/ Blog Post
By Allie Yang-Green, senior program manager at Equal Justice Works
As the COVID-19 pandemic rapidly changes the legal services landscape, attorneys, courts, and administrative agencies are searching for ways to continue providing key services while balancing public health concerns and the rights of those involved. Many Equal Justice Works Fellows, including over sixty in the Crime Victim Justice Corps, serve survivors of human trafficking and other crimes. They are on the frontlines of protecting survivors’ rights and safety in this challenging time.
Although pandemic-related restrictions have forced Fellows to postpone or digitally host many education and outreach events, their commitment to represent survivors does not cease. Fellows are working harder than ever to meet the needs of their clients under remote work arrangements and finding ways to overcome new legal challenges. The National Crime Victim Law Institute, an Equal Justice Works program partner, is currently supporting Fellows with technical assistance that is responsive to the current needs, and sharing resources and updates on victims’ rights issues.
In place of in-person meetings, Fellows are using survivor-centered strategies to provide legal representation virtually. Fellow Jean Ahn at Legal Aid Foundation of Los Angeles allows more time for client meetings by phone, especially when using an interpreter. Doing so allows her clients to fully share their stories and discuss their next steps even when working through an interpreter.
Fellow Noelle Lemon, at HIAS Pennsylvania, is sharing information with community partners and working hard to maintain communication with her clients. One of her clients has an upcoming interview at a local U.S. Citizenship and Immigration Services office that is scheduled the day the office is slated to re-open. Noelle has been advising her client over the phone to ensure that they are ready for the interview. She is carefully navigating the uncertainty of the government agency’s shifting schedules and its operational capacity so that she can be the trusted counselor to the immigrant trafficking survivor she is helping.
While some Fellows are navigating maintaining communication with their clients, other Fellows are working outside the box to tackle logistical issues amid social distancing measures. Fellow Marissa Mowery, hosted by the Los Angeles Center for Law and Justice, is crafting a due process argument so that the federal administrative agency will accept her client’s digital signature, instead of a wet signature, ensuring that the client does not have to risk their safety to deliver the physical document.

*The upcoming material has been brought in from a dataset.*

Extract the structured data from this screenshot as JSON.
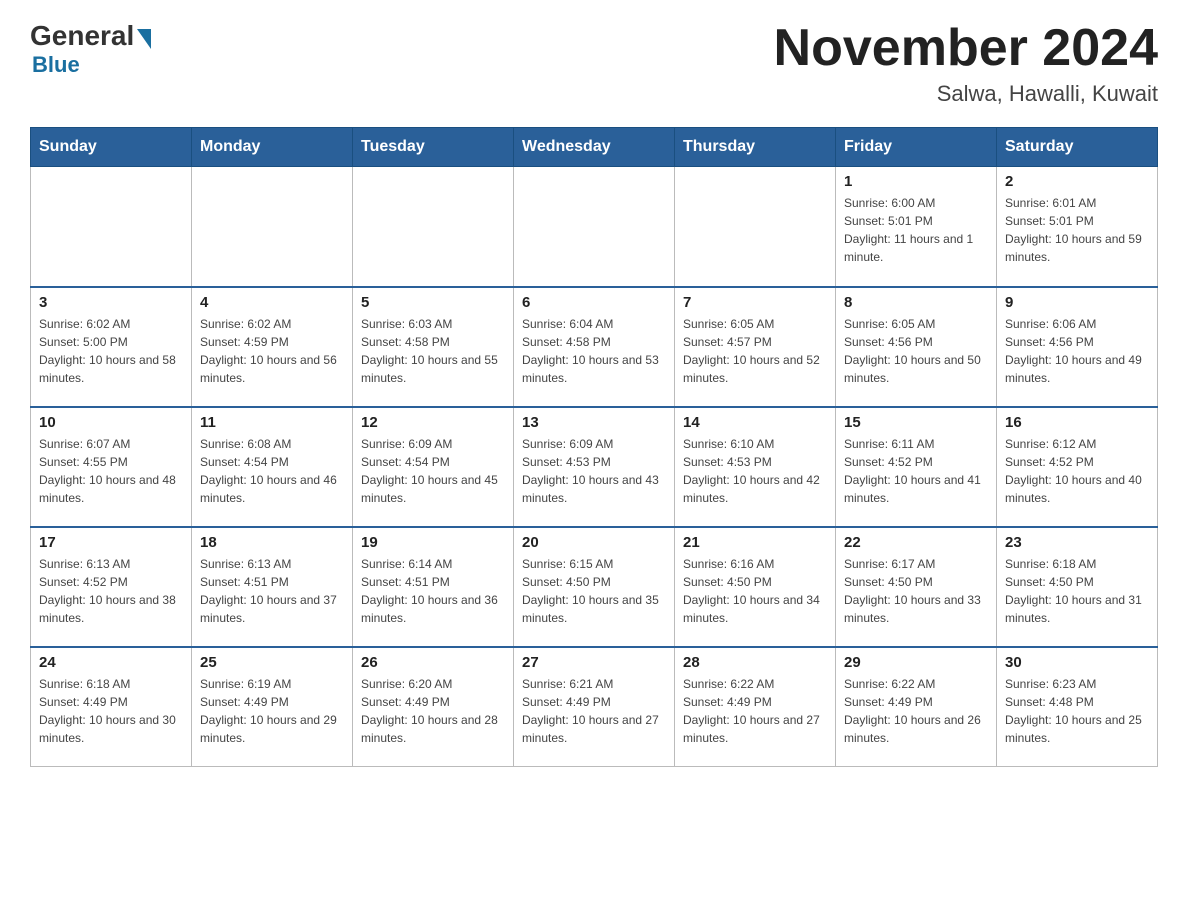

Not all challenges have ready-made solutions. Fellow Madeleine Anderson hosted at Connecticut Legal Services, recently helped her client obtain an emergency protective order, but the court’s reduced operation schedule currently limits clients’ ability to have hearings on other non-emergency matters. Yet even in these circumstances, Madeleine and other Fellows continue to counsel their clients, inform them of their rights, and take significant steps to preserve their claims—all critical elements in survivor-centered legal service.
Beyond continuing their current work with survivors, our Fellows are playing a crucial role in addressing emerging issues in victims’ rights during this public health crisis. As courts across the country adopt new rules and procedures to cope with the impact of COVID-19, Fellows are ensuring that survivor’s rights are not overlooked. They are providing survivors the opportunity to seek privacy protection, participate in proceedings remotely, and access relevant information, including the release of their offenders to protect their safety.
While no community is spared of the devastation of COVID-19, Fellows in the Crime Victim Justice Corps are an integral part of the national efforts to maintain access to justice for underserved communities in these uncertain times.
To learn more about the work of our Crime Victims Justice Corps, click here.
Crime Victims Justice Corps is supported by an award from the U.S. Department of Justice, Office of Justice Programs, Office for Victims of Crime, Award Number 2017-MU-MU-K131, and private funding. The opinions, findings, and conclusions or recommendations expressed in this product are those of the contributors and do not necessarily represent the official position or policies of the U.S. Department of Justice.
Fellows are working harder than ever to meet the needs of their clients under remote work arrangements and finding ways to overcome new legal challenges.
Allie Yang-Green /
Senior Program Manager
Equal Justice Works